I am trying to get a grasp of the world of color management, and the more I read the more I get that this is no picnic indeed.
I believe I understand that the purpose of calibrating and profiling your monitor (in a certain ambient light) is to achieve as a true display of the photos as possible, compared to a certain "standard".
From the lab that I will use to print the photos you can download printer profiles (.icc files). I was under the impression that the goal of a printer would be to produce images as close to the "standard" as possible. Then why would you need the profiles of the printer's calibration information?
Or do the .icc files used for softproofing only contain the "distorsion" that appears when the printer has already been calibrated? That is, there is a certain degree of color shift, dynamic range change etc that you can't really calibrate away due to the properties of the paper, ink and so on, and this is what's contained in the downloadable .icc files?
I will try to explain what I'm asking in more detail. Please refer to @jrista's answers and the following comments.
What I believe has been described in the answers is the following:
- A printer does not produce a perfect replica of the photo due to imperfections and limitations in the ink, paper etc.

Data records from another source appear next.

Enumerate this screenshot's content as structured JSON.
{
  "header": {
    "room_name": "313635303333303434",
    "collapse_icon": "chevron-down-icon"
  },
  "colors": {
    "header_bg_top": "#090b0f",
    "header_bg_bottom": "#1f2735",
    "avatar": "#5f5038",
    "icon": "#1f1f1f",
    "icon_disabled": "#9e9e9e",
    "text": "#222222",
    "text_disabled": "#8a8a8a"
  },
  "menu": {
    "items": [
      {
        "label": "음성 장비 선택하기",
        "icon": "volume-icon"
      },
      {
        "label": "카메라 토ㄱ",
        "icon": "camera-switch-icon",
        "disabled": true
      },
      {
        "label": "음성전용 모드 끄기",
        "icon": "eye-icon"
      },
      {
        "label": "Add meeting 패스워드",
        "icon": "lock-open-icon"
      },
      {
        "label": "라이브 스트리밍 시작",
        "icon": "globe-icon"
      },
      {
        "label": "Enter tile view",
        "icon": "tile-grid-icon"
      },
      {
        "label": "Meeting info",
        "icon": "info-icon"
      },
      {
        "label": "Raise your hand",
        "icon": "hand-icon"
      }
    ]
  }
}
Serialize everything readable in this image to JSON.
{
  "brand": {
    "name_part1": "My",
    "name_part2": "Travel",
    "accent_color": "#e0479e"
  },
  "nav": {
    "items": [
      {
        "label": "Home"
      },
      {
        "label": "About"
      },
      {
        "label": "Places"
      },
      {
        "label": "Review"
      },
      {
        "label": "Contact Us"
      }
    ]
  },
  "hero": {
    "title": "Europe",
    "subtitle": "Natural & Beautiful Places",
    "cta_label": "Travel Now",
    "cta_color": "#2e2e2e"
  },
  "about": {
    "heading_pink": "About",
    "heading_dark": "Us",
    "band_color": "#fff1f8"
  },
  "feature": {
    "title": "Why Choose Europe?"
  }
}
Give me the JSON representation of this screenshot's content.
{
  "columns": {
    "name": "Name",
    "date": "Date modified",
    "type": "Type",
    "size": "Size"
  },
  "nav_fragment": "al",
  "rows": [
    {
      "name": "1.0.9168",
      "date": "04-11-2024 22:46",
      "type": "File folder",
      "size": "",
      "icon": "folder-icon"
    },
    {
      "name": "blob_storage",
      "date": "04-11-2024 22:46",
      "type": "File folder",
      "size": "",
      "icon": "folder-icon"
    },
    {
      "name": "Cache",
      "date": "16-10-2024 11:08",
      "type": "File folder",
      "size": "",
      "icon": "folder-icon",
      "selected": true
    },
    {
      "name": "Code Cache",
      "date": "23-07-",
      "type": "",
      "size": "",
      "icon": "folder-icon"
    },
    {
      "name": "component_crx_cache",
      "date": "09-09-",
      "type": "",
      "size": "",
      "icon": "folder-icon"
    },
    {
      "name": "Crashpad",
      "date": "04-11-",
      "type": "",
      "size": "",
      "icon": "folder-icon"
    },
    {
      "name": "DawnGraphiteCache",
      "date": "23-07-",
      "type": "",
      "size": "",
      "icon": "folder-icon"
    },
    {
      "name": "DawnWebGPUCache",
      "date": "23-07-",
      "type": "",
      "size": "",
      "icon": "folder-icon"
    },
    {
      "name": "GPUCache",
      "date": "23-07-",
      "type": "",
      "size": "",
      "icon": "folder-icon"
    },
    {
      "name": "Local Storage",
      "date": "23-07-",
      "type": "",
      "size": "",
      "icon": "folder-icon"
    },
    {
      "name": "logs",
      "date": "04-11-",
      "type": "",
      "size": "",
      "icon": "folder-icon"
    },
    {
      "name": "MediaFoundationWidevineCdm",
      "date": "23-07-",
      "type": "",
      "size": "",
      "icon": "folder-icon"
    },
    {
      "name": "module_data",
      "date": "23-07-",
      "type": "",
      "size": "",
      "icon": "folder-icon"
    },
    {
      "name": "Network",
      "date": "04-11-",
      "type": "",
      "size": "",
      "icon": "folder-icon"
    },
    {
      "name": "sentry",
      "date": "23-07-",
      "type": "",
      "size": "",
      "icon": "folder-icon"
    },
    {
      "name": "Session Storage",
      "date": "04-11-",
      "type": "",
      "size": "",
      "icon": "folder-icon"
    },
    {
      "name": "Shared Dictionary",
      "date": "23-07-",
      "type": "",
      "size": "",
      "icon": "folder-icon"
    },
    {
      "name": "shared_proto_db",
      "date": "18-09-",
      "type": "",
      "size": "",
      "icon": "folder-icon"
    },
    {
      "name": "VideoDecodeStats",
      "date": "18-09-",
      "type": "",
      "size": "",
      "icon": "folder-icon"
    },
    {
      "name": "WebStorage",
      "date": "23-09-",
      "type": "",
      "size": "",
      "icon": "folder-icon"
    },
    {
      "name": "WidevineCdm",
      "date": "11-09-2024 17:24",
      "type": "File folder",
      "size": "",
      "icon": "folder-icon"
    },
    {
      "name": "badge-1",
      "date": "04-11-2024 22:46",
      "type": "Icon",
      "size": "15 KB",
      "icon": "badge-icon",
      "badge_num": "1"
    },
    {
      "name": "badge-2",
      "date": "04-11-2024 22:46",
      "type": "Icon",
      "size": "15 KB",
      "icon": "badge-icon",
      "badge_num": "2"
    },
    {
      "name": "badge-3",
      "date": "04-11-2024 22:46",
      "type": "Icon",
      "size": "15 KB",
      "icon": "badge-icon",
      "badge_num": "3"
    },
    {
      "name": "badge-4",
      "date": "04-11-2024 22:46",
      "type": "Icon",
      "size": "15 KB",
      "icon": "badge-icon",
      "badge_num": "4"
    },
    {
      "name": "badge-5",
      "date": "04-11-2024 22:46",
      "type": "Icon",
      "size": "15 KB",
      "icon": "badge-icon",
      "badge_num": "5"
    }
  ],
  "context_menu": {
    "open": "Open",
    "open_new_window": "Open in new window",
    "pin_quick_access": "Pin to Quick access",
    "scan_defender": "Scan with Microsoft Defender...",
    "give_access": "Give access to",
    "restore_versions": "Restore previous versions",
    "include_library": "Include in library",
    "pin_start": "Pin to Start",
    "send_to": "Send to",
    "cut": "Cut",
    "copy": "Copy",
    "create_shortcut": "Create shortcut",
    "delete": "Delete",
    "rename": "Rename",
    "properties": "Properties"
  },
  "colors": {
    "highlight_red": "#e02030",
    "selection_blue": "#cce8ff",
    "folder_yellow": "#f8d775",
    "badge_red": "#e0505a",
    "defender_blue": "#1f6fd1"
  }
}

- Therefore, a profiling is performed, where a profile chart is printed and a calibration tool (spectrometer, colorimeter) is used to analyze the printer's properties. This generates an ICC file for the printer, which is a model for this transformation.
- This ICC file is then used during soft proofing to mimic the behavior of the printer on the screen, which enables the application of manual adjustments in order to get the perfect print!
But, my confusion arises from the fact that I assumed that this ICC profile is used by the print shop to compensate for the printer's errors before printing, by applying the "inverse" ICC in software. This work flow has at least been described in internet guides on how to profile your own printer at home.
And, if this "compensation" is performed at the print shop, the same ICC would be useless as the soft proofing ICC, wouldn't it, since its "inverse" will be used at the print shop?
This leads to the last paragraph in my originial question: In that case, does the downloadable ICC contain only the printer's transformations profiled after the original profile has been applied?
I hope the question is clearer. I very much appreciate your input!